for DB scheme members. If the assumptions used are wrong, the
asset allocation could result in significant losses for the fund and
mean that people are still not provided with any certainty of a
level of pension they will receive.
schemes wind up, it can take many months for pensions to be paid
out. The members of a DB scheme in wind up face two major
uncertainties. They do not know how much pension they will
receive, nor do they know when they will receive it!
has been structured in a manner which is much more protective of
employers than the workforce. Pensioners are protected to a
large degree, but those not yet retired are not. Even if they
are aged 64, they may not get any pension at all. Some kind of
insurance protection must, surely, be considered.
Alternatively, a DC scheme may be preferable for many people.
pensions must be the provision of the future. They can
accommodate more modern working practices easily, can provide some
form of guaranteed pension, can be transferred easily from job to
job and are readily identifiable as belonging to the individual.
They are not at the mercy of the employer, they are more transparent
than DB, more accountable and more flexible. DB is old
fashioned, unsafe and unreliable. Let’s focus on getting DC
credit is a major disincentive to pension provision
credit was introduced in a hurry, as a means of addressing the
’75p’ pension increase problem. It is very helpful for
today’s pensioners, but it has the major problem of
disincentivising pension saving among the very groups which
Government has been trying to encourage to put money into pensions!
The policy is not sustainable and will have to be abandoned sooner
or later. Why not come clean and say so.
pension credit is supposed to ensure that ‘it always pays to
save’. This is simply not true. For someone with less
than full entitlement to the Basic State Pension, they will still
lose the first part of their pension entirely, even with pension
credit! The policy was supposed to ensure an end to the
disincentive effect of 100% marginal tax rates. It does not.
for those who are not taxed at 100%, the marginal tax rate is 40%.
This makes it still inadvisable for many people to put money into a
pension. Pensions are currently not suitable for a large
proportion of the population. Pension credit policy means that
people have to amass savings of about £80,000, in order to be sure
of escaping the 40% tax zone in retirement. Most people cannot

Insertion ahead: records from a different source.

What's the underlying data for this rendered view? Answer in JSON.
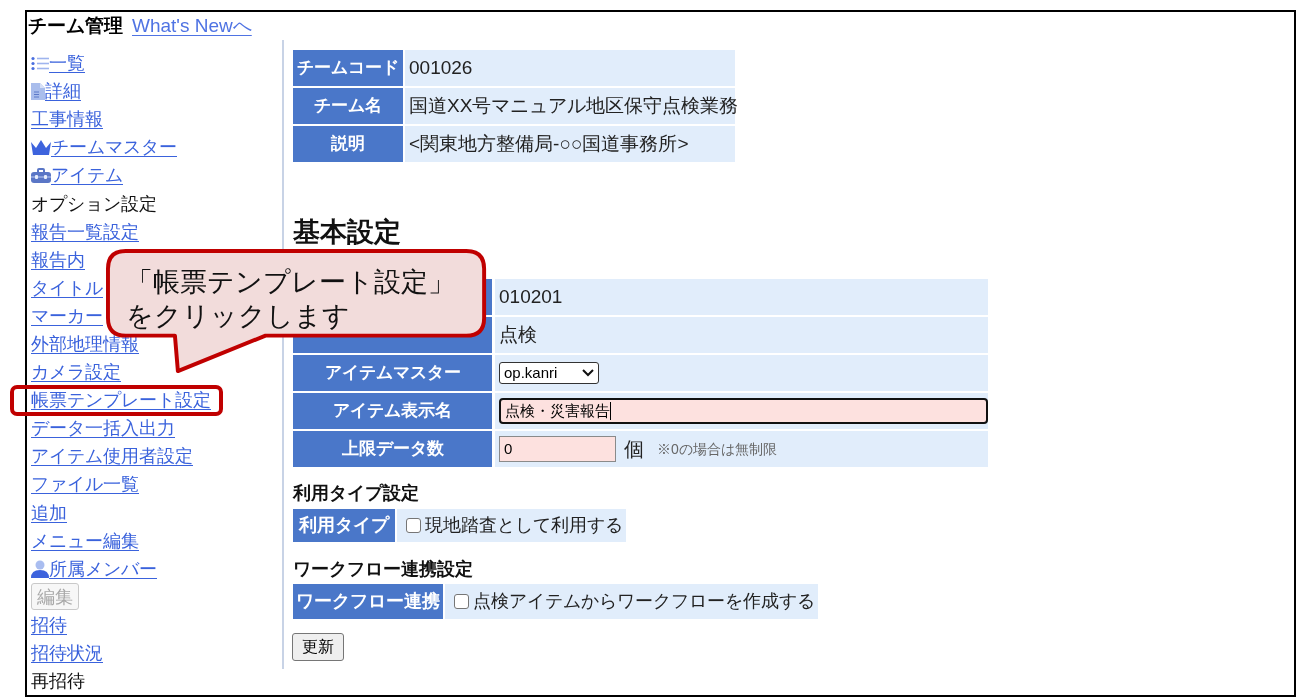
{
  "header": {
    "title": "チーム管理",
    "link": "What's Newへ"
  },
  "sidebar": {
    "items": [
      {
        "kind": "list",
        "label": "一覧",
        "highlighted": false
      },
      {
        "kind": "document",
        "label": "詳細",
        "highlighted": false
      },
      {
        "kind": "link",
        "label": "工事情報",
        "highlighted": false
      },
      {
        "kind": "crown",
        "label": "チームマスター",
        "highlighted": false
      },
      {
        "kind": "toolbox",
        "label": "アイテム",
        "highlighted": false
      },
      {
        "kind": "heading",
        "label": "オプション設定",
        "highlighted": false
      },
      {
        "kind": "link",
        "label": "報告一覧設定",
        "highlighted": false
      },
      {
        "kind": "link",
        "label": "報告内",
        "highlighted": false
      },
      {
        "kind": "link",
        "label": "タイトル",
        "highlighted": false
      },
      {
        "kind": "link",
        "label": "マーカー",
        "highlighted": false
      },
      {
        "kind": "link",
        "label": "外部地理情報",
        "highlighted": false
      },
      {
        "kind": "link",
        "label": "カメラ設定",
        "highlighted": false
      },
      {
        "kind": "link",
        "label": "帳票テンプレート設定",
        "highlighted": true
      },
      {
        "kind": "link",
        "label": "データ一括入出力",
        "highlighted": false
      },
      {
        "kind": "link",
        "label": "アイテム使用者設定",
        "highlighted": false
      },
      {
        "kind": "link",
        "label": "ファイル一覧",
        "highlighted": false
      },
      {
        "kind": "link",
        "label": "追加",
        "highlighted": false
      },
      {
        "kind": "link",
        "label": "メニュー編集",
        "highlighted": false
      },
      {
        "kind": "member",
        "label": "所属メンバー",
        "highlighted": false
      },
      {
        "kind": "button",
        "label": "編集",
        "highlighted": false,
        "disabled": true
      },
      {
        "kind": "link",
        "label": "招待",
        "highlighted": false
      },
      {
        "kind": "link",
        "label": "招待状況",
        "highlighted": false
      },
      {
        "kind": "heading",
        "label": "再招待",
        "highlighted": false
      }
    ]
  },
  "team_info": [
    {
      "label": "チームコード",
      "value": "001026"
    },
    {
      "label": "チーム名",
      "value": "国道XX号マニュアル地区保守点検業務"
    },
    {
      "label": "説明",
      "value": "<関東地方整備局-○○国道事務所>"
    }
  ],
  "basic_settings": {
    "title": "基本設定",
    "rows": [
      {
        "kind": "text",
        "value": "010201"
      },
      {
        "kind": "text",
        "value": "点検"
      },
      {
        "kind": "select",
        "label": "アイテムマスター",
        "value": "op.kanri"
      },
      {
        "kind": "input",
        "label": "アイテム表示名",
        "value": "点検・災害報告",
        "focused": true
      },
      {
        "kind": "number",
        "label": "上限データ数",
        "value": "0",
        "unit": "個",
        "note": "※0の場合は無制限"
      }
    ]
  },
  "usage_type": {
    "title": "利用タイプ設定",
    "label": "利用タイプ",
    "option": {
      "label": "現地踏査として利用する",
      "checked": false
    }
  },
  "workflow": {
    "title": "ワークフロー連携設定",
    "label": "ワークフロー連携",
    "option": {
      "label": "点検アイテムからワークフローを作成する",
      "checked": false
    }
  },
  "submit_button": "更新",
  "callout": {
    "text": "「帳票テンプレート設定」をクリックします"
  }
}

be confident of being able to do this and would, therefore, be
better advised to save in a different form (such as an ISA) or not
to save at all! Just offering these people a simple pension

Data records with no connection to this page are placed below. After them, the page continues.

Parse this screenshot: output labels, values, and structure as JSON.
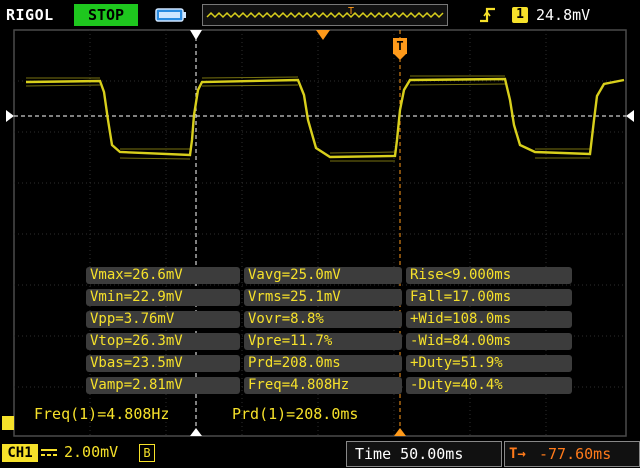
{
  "header": {
    "brand": "RIGOL",
    "run_state": "STOP",
    "trigger_source": "1",
    "trigger_level": "24.8mV"
  },
  "measurements": [
    [
      "Vmax=26.6mV",
      "Vavg=25.0mV",
      "Rise<9.000ms"
    ],
    [
      "Vmin=22.9mV",
      "Vrms=25.1mV",
      "Fall=17.00ms"
    ],
    [
      "Vpp=3.76mV",
      "Vovr=8.8%",
      "+Wid=108.0ms"
    ],
    [
      "Vtop=26.3mV",
      "Vpre=11.7%",
      "-Wid=84.00ms"
    ],
    [
      "Vbas=23.5mV",
      "Prd=208.0ms",
      "+Duty=51.9%"
    ],
    [
      "Vamp=2.81mV",
      "Freq=4.808Hz",
      "-Duty=40.4%"
    ]
  ],
  "footer_readouts": {
    "freq": "Freq(1)=4.808Hz",
    "period": "Prd(1)=208.0ms"
  },
  "status": {
    "channel": "CH1",
    "scale": "2.00mV",
    "bw_limit": "B",
    "timebase": "Time 50.00ms",
    "trigger_offset": "-77.60ms"
  },
  "colors": {
    "trace": "#d8cf1c",
    "grid": "#3a3a3a",
    "cursor": "#ffffff",
    "trigger": "#ff9a1a",
    "run_state": "#1ec71e"
  }
}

and no advice will mean that Government will be guilty of mis-selling
pensions to millions of people. Unsuitable products are still
unsuitable, irrespective of whether they are cheap and simple.
what can we do?
we must make pension credit temporary.
we must exempt a certain part of pension from the pension credit
we must allow people to undo the pension when they retire, pay back
the tax and take the MIG instead if they wish.
possibility may be to offer much more generous incentives to people
to put money into the pension in the first place. A £ for £
matching scheme would make the 40% tax rate involved in the pension
credit less obviously unfair. At the moment, basic rate tax
payers get only 22% top up from Government and, therefore, the
marginal tax rate of 40% makes the economics unattractive.